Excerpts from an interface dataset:
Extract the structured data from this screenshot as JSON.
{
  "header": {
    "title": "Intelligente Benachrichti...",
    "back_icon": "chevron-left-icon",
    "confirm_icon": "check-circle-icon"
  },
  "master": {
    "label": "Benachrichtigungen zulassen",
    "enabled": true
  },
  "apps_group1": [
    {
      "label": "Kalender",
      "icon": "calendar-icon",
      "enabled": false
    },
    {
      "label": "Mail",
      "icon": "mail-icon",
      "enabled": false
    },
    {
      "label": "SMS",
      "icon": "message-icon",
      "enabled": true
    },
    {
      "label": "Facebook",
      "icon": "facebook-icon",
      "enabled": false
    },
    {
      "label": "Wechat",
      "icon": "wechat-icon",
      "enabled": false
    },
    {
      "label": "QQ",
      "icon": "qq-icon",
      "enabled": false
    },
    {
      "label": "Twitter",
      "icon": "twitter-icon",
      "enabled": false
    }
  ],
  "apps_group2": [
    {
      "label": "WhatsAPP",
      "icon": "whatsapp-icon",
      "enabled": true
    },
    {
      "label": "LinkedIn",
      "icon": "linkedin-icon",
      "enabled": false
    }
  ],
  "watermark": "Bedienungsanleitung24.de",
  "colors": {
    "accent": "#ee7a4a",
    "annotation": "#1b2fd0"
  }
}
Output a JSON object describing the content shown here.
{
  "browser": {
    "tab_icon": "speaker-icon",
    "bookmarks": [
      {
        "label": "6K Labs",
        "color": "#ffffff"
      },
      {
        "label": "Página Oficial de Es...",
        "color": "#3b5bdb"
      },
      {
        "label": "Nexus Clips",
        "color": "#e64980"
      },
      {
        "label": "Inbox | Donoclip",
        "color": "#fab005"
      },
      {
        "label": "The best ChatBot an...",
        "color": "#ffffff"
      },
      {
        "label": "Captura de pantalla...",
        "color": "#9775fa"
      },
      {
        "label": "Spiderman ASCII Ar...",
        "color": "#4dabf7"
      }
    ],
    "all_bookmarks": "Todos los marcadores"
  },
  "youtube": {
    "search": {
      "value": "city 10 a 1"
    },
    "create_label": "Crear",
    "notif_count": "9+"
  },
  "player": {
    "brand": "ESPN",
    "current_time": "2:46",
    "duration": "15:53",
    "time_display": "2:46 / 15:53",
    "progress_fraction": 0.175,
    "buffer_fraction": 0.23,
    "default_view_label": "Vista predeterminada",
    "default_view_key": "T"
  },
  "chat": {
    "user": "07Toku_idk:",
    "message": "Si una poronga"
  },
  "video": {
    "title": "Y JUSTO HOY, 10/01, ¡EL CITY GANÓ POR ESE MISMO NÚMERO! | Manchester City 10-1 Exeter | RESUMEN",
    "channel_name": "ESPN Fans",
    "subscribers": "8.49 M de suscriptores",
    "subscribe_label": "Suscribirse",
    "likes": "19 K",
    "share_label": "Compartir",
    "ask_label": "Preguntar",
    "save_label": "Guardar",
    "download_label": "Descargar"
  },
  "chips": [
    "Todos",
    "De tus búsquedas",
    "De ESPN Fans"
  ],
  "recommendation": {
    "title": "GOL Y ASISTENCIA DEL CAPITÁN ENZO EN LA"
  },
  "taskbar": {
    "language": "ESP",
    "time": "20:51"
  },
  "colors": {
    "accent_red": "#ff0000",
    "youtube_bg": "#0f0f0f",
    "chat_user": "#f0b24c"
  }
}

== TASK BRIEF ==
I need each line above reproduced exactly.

== RESULT ==
Extract the structured data from this screenshot as JSON.
{
  "header": {
    "title": "Intelligente Benachrichti...",
    "back_icon": "chevron-left-icon",
    "confirm_icon": "check-circle-icon"
  },
  "master": {
    "label": "Benachrichtigungen zulassen",
    "enabled": true
  },
  "apps_group1": [
    {
      "label": "Kalender",
      "icon": "calendar-icon",
      "enabled": false
    },
    {
      "label": "Mail",
      "icon": "mail-icon",
      "enabled": false
    },
    {
      "label": "SMS",
      "icon": "message-icon",
      "enabled": true
    },
    {
      "label": "Facebook",
      "icon": "facebook-icon",
      "enabled": false
    },
    {
      "label": "Wechat",
      "icon": "wechat-icon",
      "enabled": false
    },
    {
      "label": "QQ",
      "icon": "qq-icon",
      "enabled": false
    },
    {
      "label": "Twitter",
      "icon": "twitter-icon",
      "enabled": false
    }
  ],
  "apps_group2": [
    {
      "label": "WhatsAPP",
      "icon": "whatsapp-icon",
      "enabled": true
    },
    {
      "label": "LinkedIn",
      "icon": "linkedin-icon",
      "enabled": false
    }
  ],
  "watermark": "Bedienungsanleitung24.de",
  "colors": {
    "accent": "#ee7a4a",
    "annotation": "#1b2fd0"
  }
}
Output a JSON object describing the content shown here.
{
  "browser": {
    "tab_icon": "speaker-icon",
    "bookmarks": [
      {
        "label": "6K Labs",
        "color": "#ffffff"
      },
      {
        "label": "Página Oficial de Es...",
        "color": "#3b5bdb"
      },
      {
        "label": "Nexus Clips",
        "color": "#e64980"
      },
      {
        "label": "Inbox | Donoclip",
        "color": "#fab005"
      },
      {
        "label": "The best ChatBot an...",
        "color": "#ffffff"
      },
      {
        "label": "Captura de pantalla...",
        "color": "#9775fa"
      },
      {
        "label": "Spiderman ASCII Ar...",
        "color": "#4dabf7"
      }
    ],
    "all_bookmarks": "Todos los marcadores"
  },
  "youtube": {
    "search": {
      "value": "city 10 a 1"
    },
    "create_label": "Crear",
    "notif_count": "9+"
  },
  "player": {
    "brand": "ESPN",
    "current_time": "2:46",
    "duration": "15:53",
    "time_display": "2:46 / 15:53",
    "progress_fraction": 0.175,
    "buffer_fraction": 0.23,
    "default_view_label": "Vista predeterminada",
    "default_view_key": "T"
  },
  "chat": {
    "user": "07Toku_idk:",
    "message": "Si una poronga"
  },
  "video": {
    "title": "Y JUSTO HOY, 10/01, ¡EL CITY GANÓ POR ESE MISMO NÚMERO! | Manchester City 10-1 Exeter | RESUMEN",
    "channel_name": "ESPN Fans",
    "subscribers": "8.49 M de suscriptores",
    "subscribe_label": "Suscribirse",
    "likes": "19 K",
    "share_label": "Compartir",
    "ask_label": "Preguntar",
    "save_label": "Guardar",
    "download_label": "Descargar"
  },
  "chips": [
    "Todos",
    "De tus búsquedas",
    "De ESPN Fans"
  ],
  "recommendation": {
    "title": "GOL Y ASISTENCIA DEL CAPITÁN ENZO EN LA"
  },
  "taskbar": {
    "language": "ESP",
    "time": "20:51"
  },
  "colors": {
    "accent_red": "#ff0000",
    "youtube_bg": "#0f0f0f",
    "chat_user": "#f0b24c"
  }
}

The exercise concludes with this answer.